Assessment of volume preservation performed before or after partial nephrectomy accurately predicts postoperative renal function: Results from a prospective multicenter study.

Partial nephrectomy (PN) is standard for small renal masses, improving renal function by preserving renal parenchyma compared with radical nephrectomy. Recent work demonstrated that postoperative surgeon assessment of volume preservation (SAVP) and 3D imaging measurements agree and correlate with postoperative function. We hypothesize preoperative assessment of volume preservation (PAVP) with PN based on preoperative imaging will reliably indicate postoperative renal function.

Data were collected from 336 patients undergoing PN for suspected renal cancer by 40 surgeons at 12 centers in Europe and the United States within the Surface-Intermediate-Base International Consortium. Surgeons recorded PAVP and SAVP for individual patients; pre- and postoperative glomerular filtration rate (GFR) was estimated by Chronic Kidney Disease Epidemiology Collaboration equations. Correlations between PAVP, SAVP, and postoperative GFR were assessed with linear regression models. Bland-Altman analysis was used to assess agreement between PAVP and SAVP with a significant cutoff of 5%.

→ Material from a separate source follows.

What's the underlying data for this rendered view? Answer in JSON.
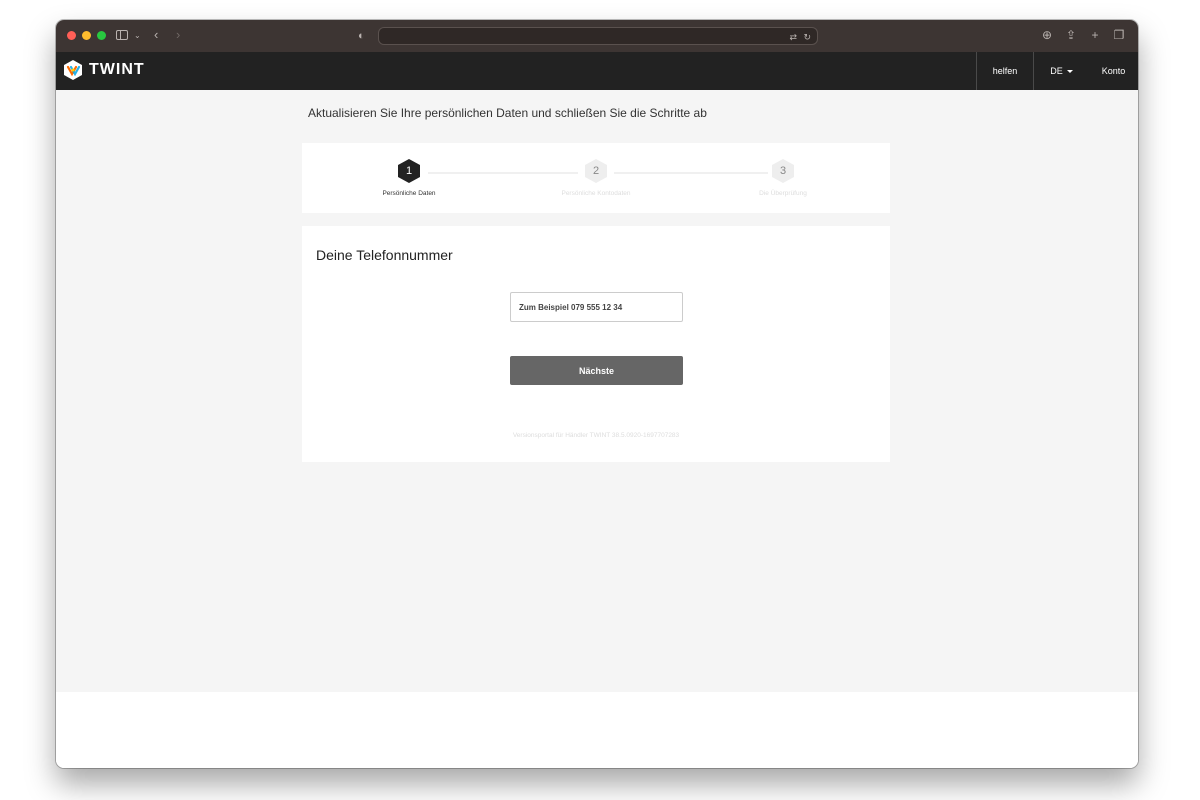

Median PAVP was 90% (interquartile range [IQR] 85%-100%) and SAVP was 90% (IQR: 80%-94%). PAVP and SAVP were moderately correlated (R2 = 0.67, P < 0.0001) and deemed "interchangeable" by Bland-Altman analysis at a 5% acceptable rate of difference (95% CI: -5.4, -3.1). Median postoperative GFR was 77.3 (IQR: 56.2, 92.0). Both PAVP (R2 = 0.82, P < 0.0001) and SAVP (R2 = 0.83, P < 0.0001) were correlated with postoperative GFR. Multivariable models utilizing volume-adjusted GFR based on PAVP or SAVP significantly and similarly predicted postoperative GFR (R2 = 0.72 for each).

Renal function is closely linked to the amount of parenchymal volume preservation, whether estimated prior to surgery (PAVP) or afterward (SAVP). PAVP provides reasonably accurate information for decision-making in patients considering PN.

Urologic oncology. 2018 Nov 22 [Epub ahead of print]

Michael J Klingler, Stephen K Babitz, Alexander Kutikov, Riccardo Campi, Georgios Hatzichristodoulou, Francesco Sanguedolce, Sabine Brookman-May, Bulent Akdogan, Umberto Capitanio, Marco Roscigno, Alessandro Volpe, Martin Marszalek, Robert G Uzzo, Alessandro Antonelli, Johan Langenhuijsen, Marco Carini, Andrea Minervini, Brian R Lane

Michigan State University College of Human Medicine, Grand Rapids, MI., Spectrum Health Hospital System, Grand Rapids, MI., Fox Chase Cancer Center, Philadelphia, PA., Department of Urology, University of Florence, Careggi Hospital, Florence, Italy., University Hospital Klinikum rechts der Isar, Technical University of Munich, Munich, Germany., Department of Urology, Southmead Hospital-North Bristol NHS Trust, Bristol, United Kingdom; Fundacio Puigvert, Autonomous University of Barcelona, Spain., Janssen Research & Development, Global Clinical Operations Germany; Department of Urology, Ludwig-Maximilians-University, Munich, Germany., Faculty of Medicine, Department of Urology, Hacettepe University, Ankara, Turkey., Department of Urology, Vita-Salute San Raffaele University, IRCCS San Raffaele Scientific Institute, Milan, Italy., Department of Urology, AO Papa Giovanni XXIII, Bergamo, Italy., Division of Urology, Maggiore della Carita' Hospital, University of Eastern Piedmont, Novara, Italy., Department of Urology, Graz Medical University, Graz, Austria., Fox Chase Cancer Center, Philadelphia, PA; Albert Einstein Medical Center, Philadelphia, PA., Department of Urology, Spedali Civili Hospital, University of Brescia, Brescia, Italy., Department of Urology, Radboud University Medical Center, Nijmegen, The Netherlands., Michigan State University College of Human Medicine, Grand Rapids, MI; Spectrum Health Hospital System, Grand Rapids, MI. Electronic address: .